### EXERCISE REQUIREMENTS
Report every line of the entries that contains the word "Titre".

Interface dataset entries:
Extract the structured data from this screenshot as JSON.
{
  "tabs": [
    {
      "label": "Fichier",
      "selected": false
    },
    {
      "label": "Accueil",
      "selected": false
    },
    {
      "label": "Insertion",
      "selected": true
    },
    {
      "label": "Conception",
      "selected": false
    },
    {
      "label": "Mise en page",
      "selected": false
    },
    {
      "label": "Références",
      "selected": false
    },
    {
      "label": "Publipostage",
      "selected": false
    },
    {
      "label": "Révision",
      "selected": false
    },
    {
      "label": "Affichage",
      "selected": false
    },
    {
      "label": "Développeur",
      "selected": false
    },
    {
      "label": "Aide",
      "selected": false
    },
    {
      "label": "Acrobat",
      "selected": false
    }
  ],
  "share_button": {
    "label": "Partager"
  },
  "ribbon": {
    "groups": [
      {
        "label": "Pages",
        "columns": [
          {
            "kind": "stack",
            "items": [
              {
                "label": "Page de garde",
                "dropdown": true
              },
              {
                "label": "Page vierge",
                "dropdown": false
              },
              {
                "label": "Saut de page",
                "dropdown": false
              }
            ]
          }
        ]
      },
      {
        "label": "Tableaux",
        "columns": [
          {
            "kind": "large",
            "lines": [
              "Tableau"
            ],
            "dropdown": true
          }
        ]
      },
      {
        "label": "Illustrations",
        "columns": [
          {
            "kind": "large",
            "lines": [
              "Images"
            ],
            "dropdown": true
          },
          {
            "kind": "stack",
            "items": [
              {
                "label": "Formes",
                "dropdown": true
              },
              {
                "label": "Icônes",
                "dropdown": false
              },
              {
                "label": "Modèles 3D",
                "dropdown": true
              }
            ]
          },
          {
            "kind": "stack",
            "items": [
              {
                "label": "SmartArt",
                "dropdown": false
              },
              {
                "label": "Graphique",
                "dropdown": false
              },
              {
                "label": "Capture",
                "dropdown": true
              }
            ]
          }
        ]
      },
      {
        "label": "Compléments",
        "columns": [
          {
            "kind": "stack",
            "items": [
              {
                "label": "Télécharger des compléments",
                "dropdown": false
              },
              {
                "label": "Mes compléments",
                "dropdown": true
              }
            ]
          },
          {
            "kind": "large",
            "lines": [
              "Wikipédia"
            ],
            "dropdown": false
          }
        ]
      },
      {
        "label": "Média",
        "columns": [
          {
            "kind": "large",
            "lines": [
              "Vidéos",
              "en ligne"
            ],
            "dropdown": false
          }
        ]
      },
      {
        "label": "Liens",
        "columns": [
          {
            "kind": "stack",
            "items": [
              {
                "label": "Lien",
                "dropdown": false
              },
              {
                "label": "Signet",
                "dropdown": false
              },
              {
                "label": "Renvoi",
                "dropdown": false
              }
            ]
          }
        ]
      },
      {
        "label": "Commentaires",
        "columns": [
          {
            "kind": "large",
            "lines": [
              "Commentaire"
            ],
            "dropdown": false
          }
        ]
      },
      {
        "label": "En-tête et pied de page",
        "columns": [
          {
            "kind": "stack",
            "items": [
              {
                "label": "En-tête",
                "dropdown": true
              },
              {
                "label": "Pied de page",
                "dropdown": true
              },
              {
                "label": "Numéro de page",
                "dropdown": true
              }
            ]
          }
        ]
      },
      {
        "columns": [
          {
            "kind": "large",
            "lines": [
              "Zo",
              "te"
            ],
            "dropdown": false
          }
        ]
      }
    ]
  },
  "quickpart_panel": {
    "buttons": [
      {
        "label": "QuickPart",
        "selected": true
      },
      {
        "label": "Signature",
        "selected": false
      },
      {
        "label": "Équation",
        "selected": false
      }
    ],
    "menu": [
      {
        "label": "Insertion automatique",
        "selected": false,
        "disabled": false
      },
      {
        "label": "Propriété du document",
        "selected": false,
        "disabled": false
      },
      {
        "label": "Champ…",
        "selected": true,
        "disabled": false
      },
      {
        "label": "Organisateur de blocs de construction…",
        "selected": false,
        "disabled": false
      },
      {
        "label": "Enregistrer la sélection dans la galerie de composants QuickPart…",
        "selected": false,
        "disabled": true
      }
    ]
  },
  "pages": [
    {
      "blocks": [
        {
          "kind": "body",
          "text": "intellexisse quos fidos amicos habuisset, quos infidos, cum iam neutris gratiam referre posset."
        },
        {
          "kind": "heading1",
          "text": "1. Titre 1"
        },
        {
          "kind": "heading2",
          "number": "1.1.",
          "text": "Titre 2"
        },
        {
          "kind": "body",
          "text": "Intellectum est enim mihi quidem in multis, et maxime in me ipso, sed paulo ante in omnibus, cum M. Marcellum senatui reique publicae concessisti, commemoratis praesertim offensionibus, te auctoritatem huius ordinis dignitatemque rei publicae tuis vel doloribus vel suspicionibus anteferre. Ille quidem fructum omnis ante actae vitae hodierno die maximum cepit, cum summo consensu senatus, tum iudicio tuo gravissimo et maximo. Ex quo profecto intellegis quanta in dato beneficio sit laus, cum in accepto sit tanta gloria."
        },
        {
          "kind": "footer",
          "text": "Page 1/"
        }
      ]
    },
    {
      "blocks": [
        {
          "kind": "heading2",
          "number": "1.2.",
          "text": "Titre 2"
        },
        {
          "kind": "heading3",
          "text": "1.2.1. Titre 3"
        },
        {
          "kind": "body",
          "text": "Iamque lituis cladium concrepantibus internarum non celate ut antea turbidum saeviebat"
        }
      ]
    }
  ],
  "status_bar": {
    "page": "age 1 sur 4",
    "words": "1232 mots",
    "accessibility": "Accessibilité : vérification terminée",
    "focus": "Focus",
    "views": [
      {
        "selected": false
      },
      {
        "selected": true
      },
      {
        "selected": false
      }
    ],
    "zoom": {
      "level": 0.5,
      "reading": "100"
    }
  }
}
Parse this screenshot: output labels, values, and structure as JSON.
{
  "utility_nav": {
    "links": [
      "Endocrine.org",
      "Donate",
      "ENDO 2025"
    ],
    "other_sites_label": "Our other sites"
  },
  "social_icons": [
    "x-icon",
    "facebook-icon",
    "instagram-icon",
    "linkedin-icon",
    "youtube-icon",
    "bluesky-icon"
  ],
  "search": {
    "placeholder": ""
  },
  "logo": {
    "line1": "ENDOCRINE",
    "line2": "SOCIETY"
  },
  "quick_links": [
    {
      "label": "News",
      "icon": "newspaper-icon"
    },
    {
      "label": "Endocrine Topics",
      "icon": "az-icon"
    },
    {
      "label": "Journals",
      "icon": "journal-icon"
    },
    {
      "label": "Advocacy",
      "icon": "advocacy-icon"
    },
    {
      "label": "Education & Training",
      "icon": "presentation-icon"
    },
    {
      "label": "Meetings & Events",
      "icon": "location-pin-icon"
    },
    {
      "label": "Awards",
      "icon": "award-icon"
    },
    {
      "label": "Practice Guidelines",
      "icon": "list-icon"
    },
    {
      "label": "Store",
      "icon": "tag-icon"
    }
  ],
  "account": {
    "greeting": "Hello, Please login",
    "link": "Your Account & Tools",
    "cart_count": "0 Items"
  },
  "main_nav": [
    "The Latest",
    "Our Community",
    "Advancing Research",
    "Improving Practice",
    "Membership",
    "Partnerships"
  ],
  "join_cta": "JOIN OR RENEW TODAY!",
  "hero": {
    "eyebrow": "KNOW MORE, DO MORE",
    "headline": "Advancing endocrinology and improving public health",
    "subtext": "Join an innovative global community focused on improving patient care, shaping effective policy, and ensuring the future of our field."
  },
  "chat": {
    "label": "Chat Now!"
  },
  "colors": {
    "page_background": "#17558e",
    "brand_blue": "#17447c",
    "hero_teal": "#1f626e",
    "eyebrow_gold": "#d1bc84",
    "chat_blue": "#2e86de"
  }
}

### ANSWER FOR THE TASK
          "text": "1. Titre 1"
          "text": "Titre 2"
          "text": "Titre 2"
          "text": "1.2.1. Titre 3"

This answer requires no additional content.